Yesterday evening I walked from the east pier to home. Not a long walk, but a strangely significant one. It was below freezing, and as I crumped along the frozen, compacted stones I was utterly alone. It was utterly perfect.
The clarity of the night sky is quite something to behold. It’s a little like the air becomes crystalline, magnifying and focusing the stars until they become just that little bit sharper, just that little bit bigger, just that that little bit more starry. Thoughts are focused in the same way, as the combination of crystalline sky and frost-bitten solitude combine to set the mind free, just that little bit. Perspective is also enhanced.
So I walk to the west pier, now just a slight darkening over the inky sea, a red light flashing out in the distance. It’s how I remember it, though last time I approached from the west, and the sun was yet to entirely sink below the yardarm, let alone the horizon. This time it was like last time: cold, serene, beautiful.
But it was also very, very lonely.
I stood beside it, at the first big shingle dip, and sucked in the cold, cold air. I drank in the silence. I basked in the solitude. For ten minutes I stood there.

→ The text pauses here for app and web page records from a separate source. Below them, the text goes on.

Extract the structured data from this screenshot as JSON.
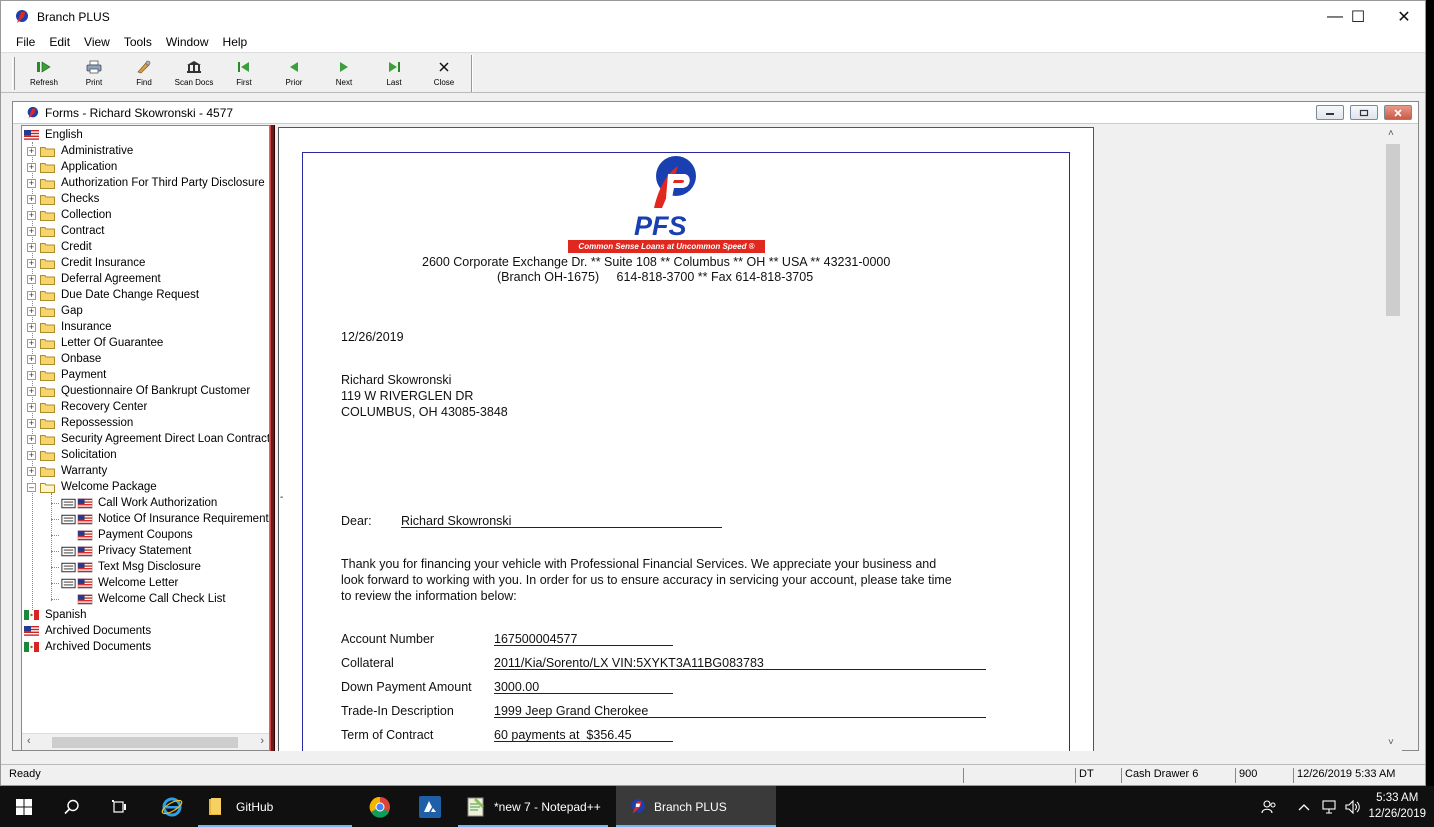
{
  "window": {
    "title": "Branch PLUS",
    "min": "—",
    "max": "☐",
    "close": "✕"
  },
  "menu": [
    "File",
    "Edit",
    "View",
    "Tools",
    "Window",
    "Help"
  ],
  "toolbar": [
    {
      "label": "Refresh",
      "icon": "refresh-icon"
    },
    {
      "label": "Print",
      "icon": "print-icon"
    },
    {
      "label": "Find",
      "icon": "find-icon"
    },
    {
      "label": "Scan Docs",
      "icon": "scan-docs-icon"
    },
    {
      "label": "First",
      "icon": "first-icon"
    },
    {
      "label": "Prior",
      "icon": "prior-icon"
    },
    {
      "label": "Next",
      "icon": "next-icon"
    },
    {
      "label": "Last",
      "icon": "last-icon"
    },
    {
      "label": "Close",
      "icon": "close-icon"
    }
  ],
  "child": {
    "title": "Forms - Richard Skowronski - 4577"
  },
  "tree": {
    "root": "English",
    "folders": [
      "Administrative",
      "Application",
      "Authorization For Third Party Disclosure",
      "Checks",
      "Collection",
      "Contract",
      "Credit",
      "Credit Insurance",
      "Deferral Agreement",
      "Due Date Change Request",
      "Gap",
      "Insurance",
      "Letter Of Guarantee",
      "Onbase",
      "Payment",
      "Questionnaire Of Bankrupt Customer",
      "Recovery Center",
      "Repossession",
      "Security Agreement Direct Loan Contract",
      "Solicitation",
      "Warranty",
      "Welcome Package"
    ],
    "welcome_items": [
      "Call Work Authorization",
      "Notice Of Insurance Requirement",
      "Payment Coupons",
      "Privacy Statement",
      "Text Msg Disclosure",
      "Welcome Letter",
      "Welcome Call Check List"
    ],
    "bottom": [
      "Spanish",
      "Archived Documents",
      "Archived Documents"
    ]
  },
  "letter": {
    "brand": "PFS",
    "tagline": "Common Sense Loans at Uncommon Speed ®",
    "address_line1": "2600 Corporate Exchange Dr. ** Suite 108 ** Columbus ** OH ** USA ** 43231-0000",
    "address_line2": "(Branch OH-1675)     614-818-3700 ** Fax 614-818-3705",
    "date": "12/26/2019",
    "recipient_name": "Richard Skowronski",
    "recipient_street": "119 W RIVERGLEN DR",
    "recipient_city": "COLUMBUS, OH 43085-3848",
    "dear_label": "Dear:",
    "dear_name": "Richard Skowronski",
    "para1": "Thank you for financing your vehicle with Professional Financial Services. We appreciate your business and",
    "para2": "look forward to working with you. In order for us to ensure accuracy in servicing your account, please take time",
    "para3": "to review the information below:",
    "fields": [
      {
        "label": "Account Number",
        "value": "167500004577"
      },
      {
        "label": "Collateral",
        "value": "2011/Kia/Sorento/LX VIN:5XYKT3A11BG083783"
      },
      {
        "label": "Down Payment Amount",
        "value": "3000.00"
      },
      {
        "label": "Trade-In Description",
        "value": "1999 Jeep Grand Cherokee"
      },
      {
        "label": "Term of Contract",
        "value": "60 payments at  $356.45"
      }
    ]
  },
  "status": {
    "ready": "Ready",
    "dt": "DT",
    "drawer": "Cash Drawer 6",
    "num": "900",
    "datetime": "12/26/2019 5:33 AM"
  },
  "taskbar": {
    "github": "GitHub",
    "notepad": "*new 7 - Notepad++",
    "branch": "Branch PLUS",
    "time": "5:33 AM",
    "date": "12/26/2019"
  },
  "colors": {
    "brand_blue": "#1a3fb0",
    "brand_red": "#e0281e",
    "splitter": "#6b1a1a",
    "page_border": "#2a2aa0"
  }
}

Then I walked home. I think everything ought to have changed then. The pier signifies one absence to me.
I walked home. And everything stayed the same.